Think of bitters like you would vanilla extract in baking. It's a small amount of alcohol loaded up with concentrated flavors and aromas. In the case of bitters, those flavors and aromas are called botanicals, and come from herbs, spices, citrus and other natural sources. Angostura bitters have their own unique recipe from 1824 that is top secret, but it adds the perfect note to finish a Manhattan and bring the flavors of the cocktail together.
- Whiskey: You can use rye whiskey or bourbon for a Manhattan. I typically make mine with bourbon.
- Sweet vermouth: Dolin is always my first choice, just make sure to choose a high-quality brand. Remember that vermouth is a fortified wine, so keep it in the fridge once opened.
- Angostura bitters: Angostura has its own secret blend of botanicals and is the designated bitters for a Manhattan.
- Cocktail cherries: For the garnish. My fave are Fabbri Amarena cherries. You might as well get the big jar while you're at it.
How to make it
In a cocktail shaker, pour whiskey, vermouth and bitters over ice.
Garnish with a cocktail cherry.
A Manhattan is commonly served both ways, up in a coupe glass or on the rocks in a rocks glass. I say either is fine, choose what suits your mood.
You should stir a Manhattan and then strain it into your glass. This preserves the clarity of the ingredients, shaking can make it look cloudy. But what you do in your own home is your business, we often shake ours.
The Manhattan cocktail is the great grandpa to these classics which also feature sweet vermouth.
- The Boulevardier Cocktail adds Campari into the whiskey/vermouth mix, which makes it a great aperitif.
- A Maple Old Fashioned puts a twist on a classic bourbon drink that's perfect for fall.
- Try a Hanky Panky, made with gin, sweet vermouth and Fernet-Branca for bold, herbal flavors.
- A Negroni gets its bright and bitter flavors from gin and Campari, and will have you feeling like Italian sunshine.
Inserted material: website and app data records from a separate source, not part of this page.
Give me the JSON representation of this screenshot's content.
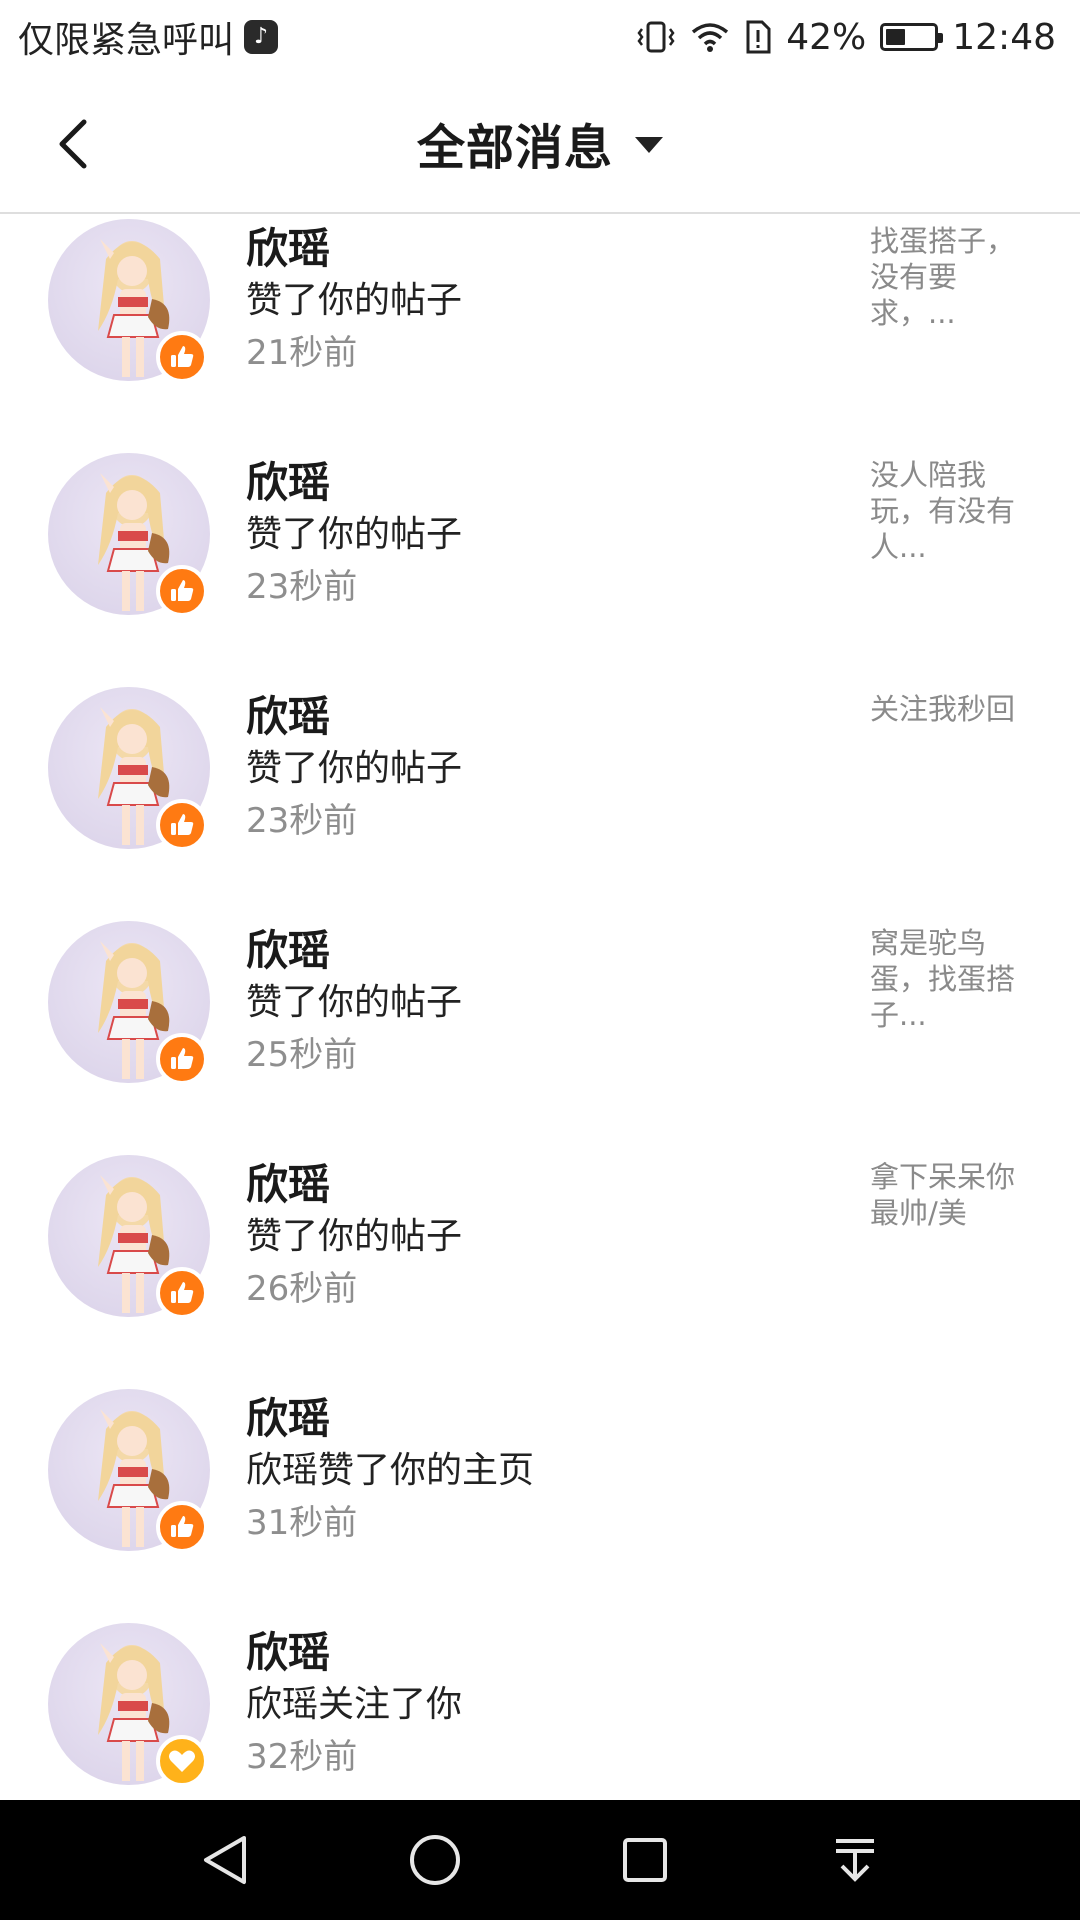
{
  "status_bar": {
    "carrier_text": "仅限紧急呼叫",
    "app_icon": "tiktok-icon",
    "battery_percent": "42%",
    "battery_level": 0.42,
    "time": "12:48",
    "icons": [
      "vibrate-icon",
      "wifi-icon",
      "sim-alert-icon",
      "battery-icon"
    ]
  },
  "header": {
    "back_icon": "chevron-left-icon",
    "title": "全部消息",
    "dropdown_icon": "caret-down-icon"
  },
  "messages": [
    {
      "name": "欣瑶",
      "action": "赞了你的帖子",
      "time": "21秒前",
      "snippet": "找蛋搭子，没有要求，...",
      "badge": "thumb-up-icon"
    },
    {
      "name": "欣瑶",
      "action": "赞了你的帖子",
      "time": "23秒前",
      "snippet": "没人陪我玩，有没有人...",
      "badge": "thumb-up-icon"
    },
    {
      "name": "欣瑶",
      "action": "赞了你的帖子",
      "time": "23秒前",
      "snippet": "关注我秒回",
      "badge": "thumb-up-icon"
    },
    {
      "name": "欣瑶",
      "action": "赞了你的帖子",
      "time": "25秒前",
      "snippet": "窝是驼鸟蛋，找蛋搭子...",
      "badge": "thumb-up-icon"
    },
    {
      "name": "欣瑶",
      "action": "赞了你的帖子",
      "time": "26秒前",
      "snippet": "拿下呆呆你最帅/美",
      "badge": "thumb-up-icon"
    },
    {
      "name": "欣瑶",
      "action": "欣瑶赞了你的主页",
      "time": "31秒前",
      "snippet": "",
      "badge": "thumb-up-icon"
    },
    {
      "name": "欣瑶",
      "action": "欣瑶关注了你",
      "time": "32秒前",
      "snippet": "",
      "badge": "heart-icon"
    }
  ],
  "nav_bar": {
    "buttons": [
      "back-triangle-icon",
      "home-circle-icon",
      "recents-square-icon",
      "notification-pull-icon"
    ]
  },
  "colors": {
    "like_badge": "#ff7a12",
    "follow_badge": "#ffb21a",
    "muted_text": "#8e8e8e"
  }
}
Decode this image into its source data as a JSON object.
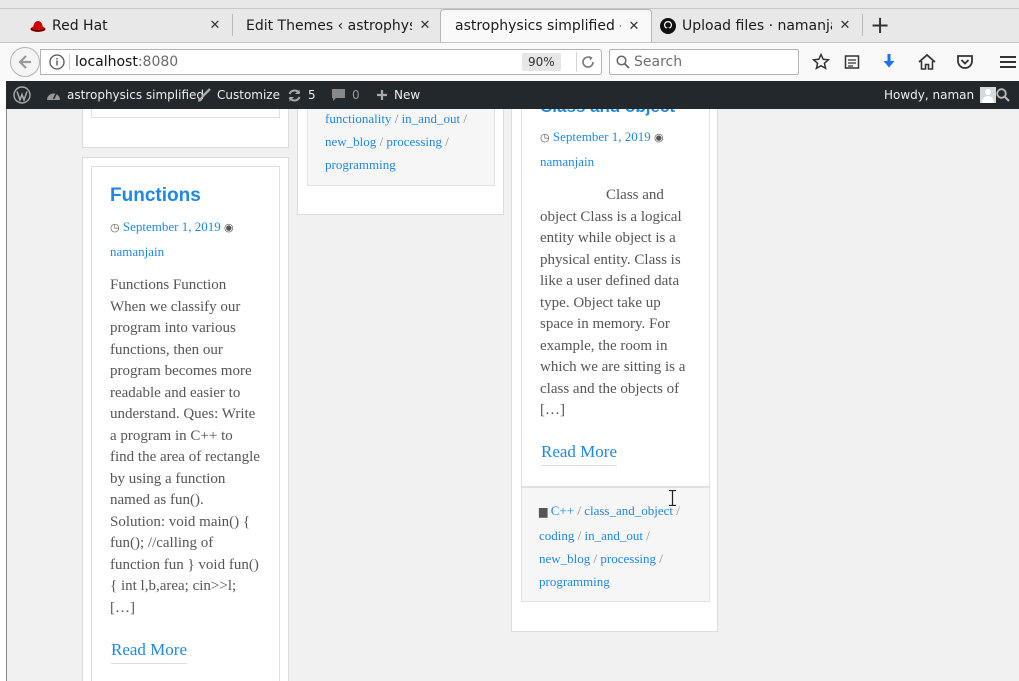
{
  "browser": {
    "tabs": [
      {
        "label": "Red Hat",
        "favicon": "redhat-icon"
      },
      {
        "label": "Edit Themes ‹ astrophysic…",
        "favicon": "none"
      },
      {
        "label": "astrophysics simplified – …",
        "favicon": "none",
        "active": true
      },
      {
        "label": "Upload files · namanja…",
        "favicon": "github-icon"
      }
    ],
    "url_host": "localhost",
    "url_port": ":8080",
    "zoom": "90%",
    "search_placeholder": "Search"
  },
  "adminbar": {
    "site_name": "astrophysics simplified",
    "customize": "Customize",
    "updates_count": "5",
    "comments_count": "0",
    "new_label": "New",
    "howdy": "Howdy, naman"
  },
  "posts": {
    "left": {
      "title": "Functions",
      "date": "September 1, 2019",
      "author": "namanjain",
      "excerpt": "Functions Function When we classify our program into various functions, then our program becomes more readable and easier to understand. Ques: Write a program in C++ to find the area of rectangle by using a function named as fun(). Solution: void main() { fun(); //calling of function fun } void fun() { int l,b,area; cin>>l; […]",
      "read_more": "Read More"
    },
    "middle": {
      "tags": [
        "functionality",
        "in_and_out",
        "new_blog",
        "processing",
        "programming"
      ]
    },
    "right": {
      "title": "Class and object",
      "date": "September 1, 2019",
      "author": "namanjain",
      "excerpt": "Class and object Class is a logical entity while object is a physical entity. Class is like a user defined data type. Object take up space in memory. For example, the room in which we are sitting is a class and the objects of […]",
      "read_more": "Read More",
      "tags": [
        "C++",
        "class_and_object",
        "coding",
        "in_and_out",
        "new_blog",
        "processing",
        "programming"
      ]
    }
  },
  "colors": {
    "link": "#1e88e5",
    "adminbar_bg": "#23282d",
    "page_bg": "#f1f1f1"
  }
}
- 2 ounces whiskey rye or bourbon
- 1 ounce sweet vermouth
- 2 dashes Angostura bitters
- Garnish with a high-quality cocktail cherry, my favorite are Fabbri Amarena cherries, but Luxardo cherries are very commonly used. Please don't use cheap American maraschino cherries that you find on the baking aisle, they are full of chemicals which will taint the taste of your drink.
- Remember that vermouth is a fortified wine, and needs to be stored in the refrigerator.
- Be sure to check out the post above for answers to FAQs.